**** AVAILABLE RECORDS ****

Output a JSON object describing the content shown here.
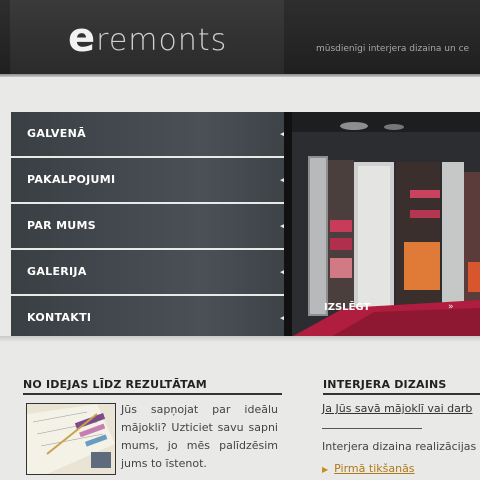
{
  "header": {
    "logo_e": "e",
    "logo_rest": "remonts",
    "tagline": "mūsdienīgi interjera dizaina un ce"
  },
  "nav": {
    "items": [
      {
        "label": "GALVENĀ"
      },
      {
        "label": "PAKALPOJUMI"
      },
      {
        "label": "PAR MUMS"
      },
      {
        "label": "GALERIJA"
      },
      {
        "label": "KONTAKTI"
      }
    ]
  },
  "hero": {
    "label": "IZSLĒGT"
  },
  "section1": {
    "title": "NO IDEJAS LĪDZ REZULTĀTAM",
    "text": "Jūs sapņojat par ideālu mājokli? Uzticiet savu sapni mums, jo mēs palīdzēsim jums to īstenot."
  },
  "section2": {
    "title": "INTERJERA DIZAINS",
    "link": "Ja Jūs savā mājoklī vai darb",
    "text": "Interjera dizaina realizācijas",
    "bullet": "Pirmā tikšanās"
  },
  "colors": {
    "nav_bg": "#454a50",
    "accent": "#c98d1c",
    "header_bg": "#262626"
  }
}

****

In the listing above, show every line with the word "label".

        "label": "GALVENĀ"
        "label": "PAKALPOJUMI"
        "label": "PAR MUMS"
        "label": "GALERIJA"
        "label": "KONTAKTI"
    "label": "IZSLĒGT"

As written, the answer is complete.